Start of Block

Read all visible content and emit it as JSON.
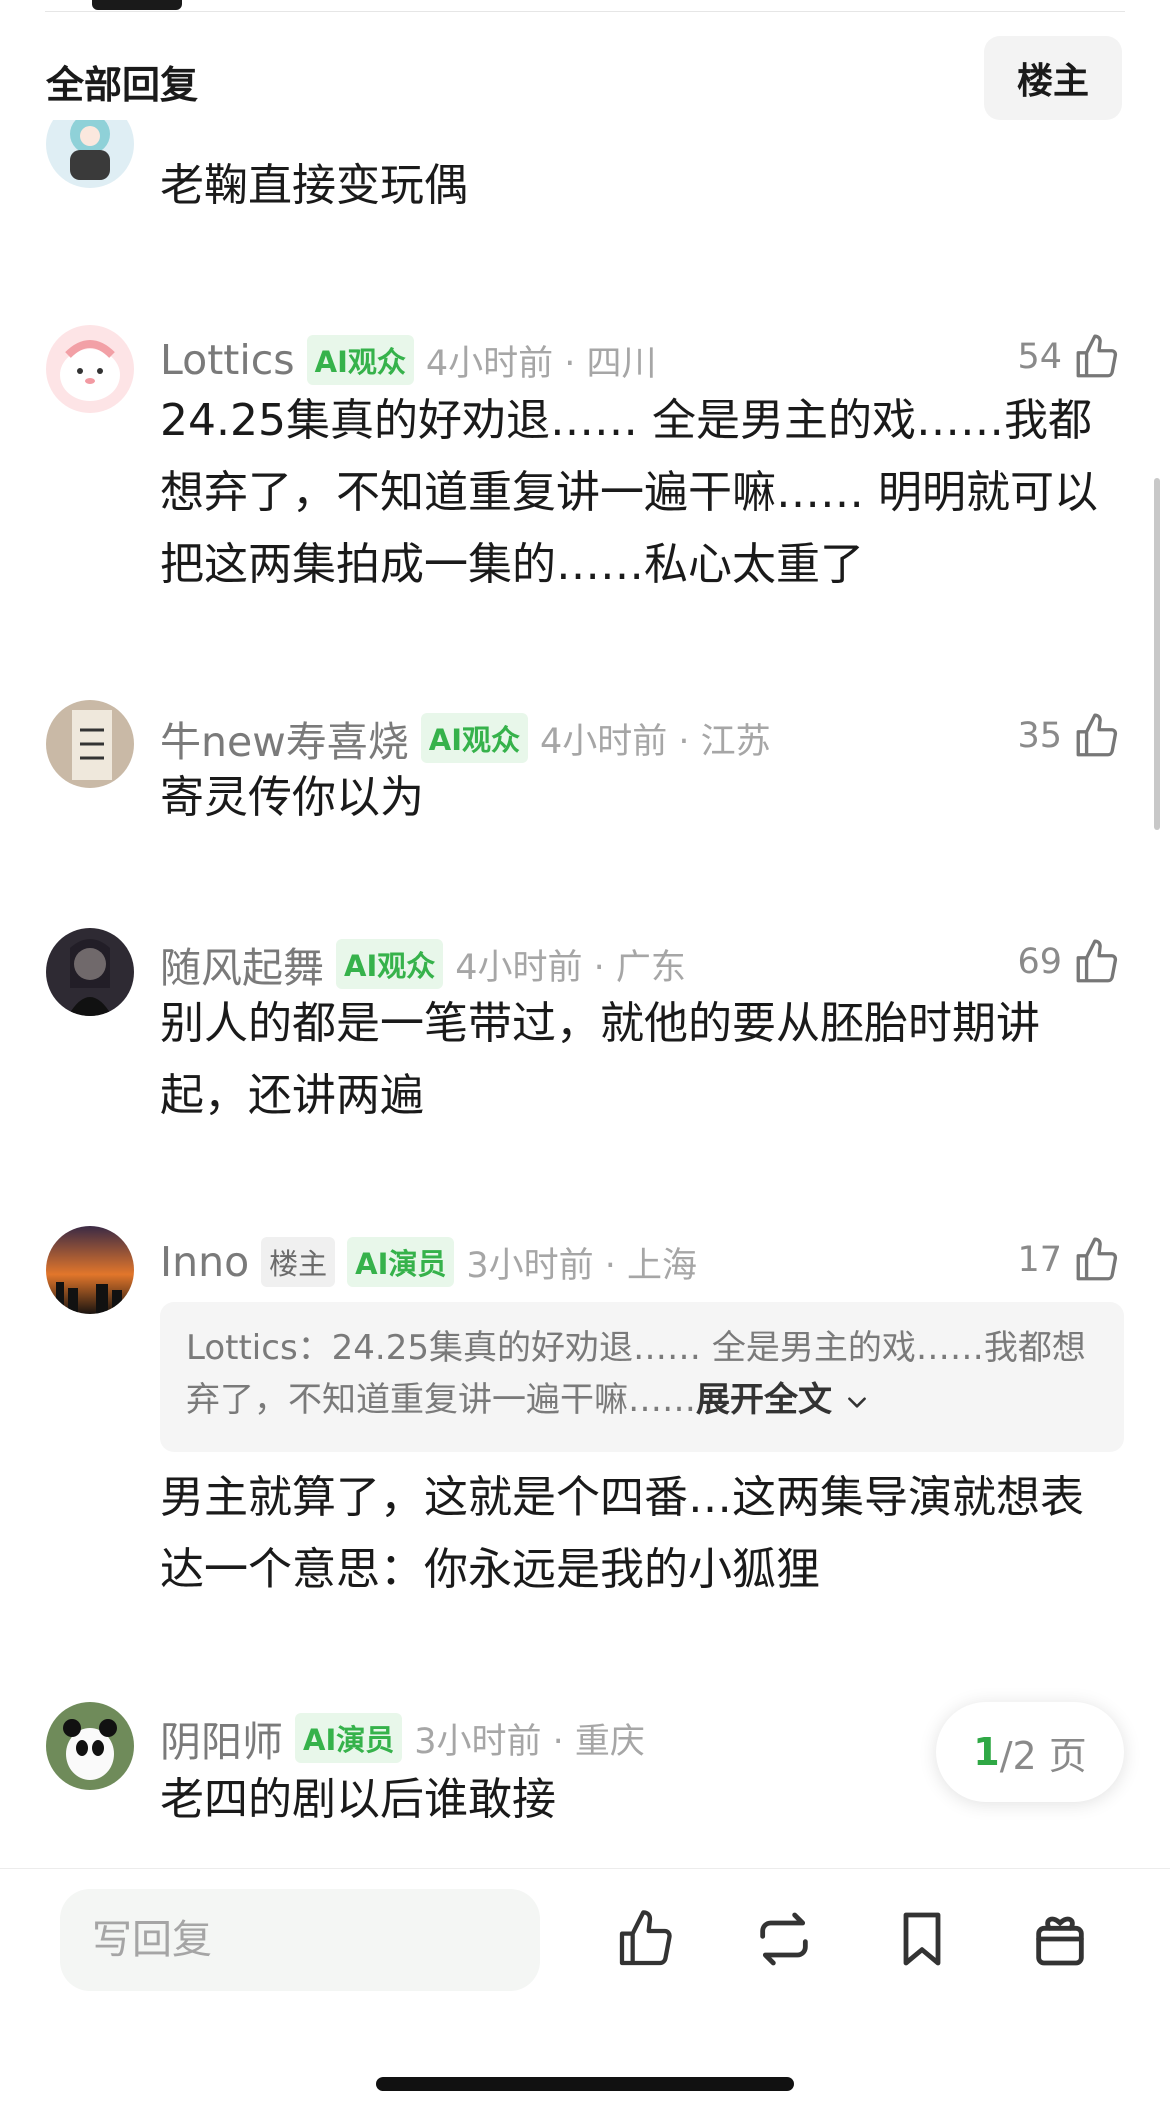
{
  "header": {
    "title": "全部回复",
    "op_button": "楼主"
  },
  "comments": [
    {
      "name": "",
      "badges": [],
      "time": "",
      "likes": "",
      "text": "老鞠直接变玩偶"
    },
    {
      "name": "Lottics",
      "badges": [
        "AI观众"
      ],
      "time": "4小时前 · 四川",
      "likes": "54",
      "text": "24.25集真的好劝退…… 全是男主的戏……我都想弃了，不知道重复讲一遍干嘛…… 明明就可以把这两集拍成一集的……私心太重了"
    },
    {
      "name": "牛new寿喜烧",
      "badges": [
        "AI观众"
      ],
      "time": "4小时前 · 江苏",
      "likes": "35",
      "text": "寄灵传你以为"
    },
    {
      "name": "随风起舞",
      "badges": [
        "AI观众"
      ],
      "time": "4小时前 · 广东",
      "likes": "69",
      "text": "别人的都是一笔带过，就他的要从胚胎时期讲起，还讲两遍"
    },
    {
      "name": "Inno",
      "badges": [
        "楼主",
        "AI演员"
      ],
      "time": "3小时前 · 上海",
      "likes": "17",
      "quote": {
        "author": "Lottics",
        "text": "24.25集真的好劝退…… 全是男主的戏……我都想弃了，不知道重复讲一遍干嘛……",
        "expand": "展开全文"
      },
      "text": "男主就算了，这就是个四番…这两集导演就想表达一个意思：你永远是我的小狐狸"
    },
    {
      "name": "阴阳师",
      "badges": [
        "AI演员"
      ],
      "time": "3小时前 · 重庆",
      "likes": "",
      "text": "老四的剧以后谁敢接"
    }
  ],
  "pager": {
    "current": "1",
    "total": "/2 页"
  },
  "bottom_bar": {
    "reply_placeholder": "写回复"
  },
  "icons": [
    "thumb-up-icon",
    "repost-icon",
    "bookmark-icon",
    "gift-icon",
    "chevron-down-icon"
  ],
  "colors": {
    "accent_green": "#36b24b",
    "badge_bg": "#e8f7ea"
  }
}
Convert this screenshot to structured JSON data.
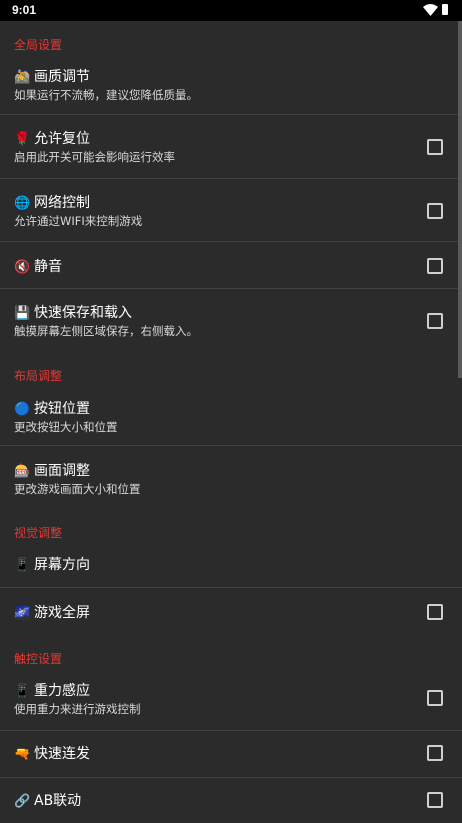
{
  "status_bar": {
    "time": "9:01"
  },
  "sections": {
    "global": "全局设置",
    "layout": "布局调整",
    "view": "视觉调整",
    "touch": "触控设置"
  },
  "settings": {
    "quality": {
      "icon": "🚵",
      "title": "画质调节",
      "summary": "如果运行不流畅，建议您降低质量。"
    },
    "reset": {
      "icon": "🌹",
      "title": "允许复位",
      "summary": "启用此开关可能会影响运行效率",
      "checked": false
    },
    "network": {
      "icon": "🌐",
      "title": "网络控制",
      "summary": "允许通过WIFI来控制游戏",
      "checked": false
    },
    "mute": {
      "icon": "🔇",
      "title": "静音",
      "checked": false
    },
    "quicksave": {
      "icon": "💾",
      "title": "快速保存和载入",
      "summary": "触摸屏幕左侧区域保存，右侧载入。",
      "checked": false
    },
    "button_pos": {
      "icon": "🔵",
      "title": "按钮位置",
      "summary": "更改按钮大小和位置"
    },
    "screen_adjust": {
      "icon": "🎰",
      "title": "画面调整",
      "summary": "更改游戏画面大小和位置"
    },
    "orientation": {
      "icon": "📱",
      "title": "屏幕方向"
    },
    "fullscreen": {
      "icon": "🌌",
      "title": "游戏全屏",
      "checked": false
    },
    "gravity": {
      "icon": "📱",
      "title": "重力感应",
      "summary": "使用重力来进行游戏控制",
      "checked": false
    },
    "turbo": {
      "icon": "🔫",
      "title": "快速连发",
      "checked": false
    },
    "ab_link": {
      "icon": "🔗",
      "title": "AB联动",
      "checked": false
    }
  }
}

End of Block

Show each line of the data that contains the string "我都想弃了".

Result of this exercise:
      "text": "24.25集真的好劝退…… 全是男主的戏……我都想弃了，不知道重复讲一遍干嘛…… 明明就可以把这两集拍成一集的……私心太重了"
        "text": "24.25集真的好劝退…… 全是男主的戏……我都想弃了，不知道重复讲一遍干嘛……",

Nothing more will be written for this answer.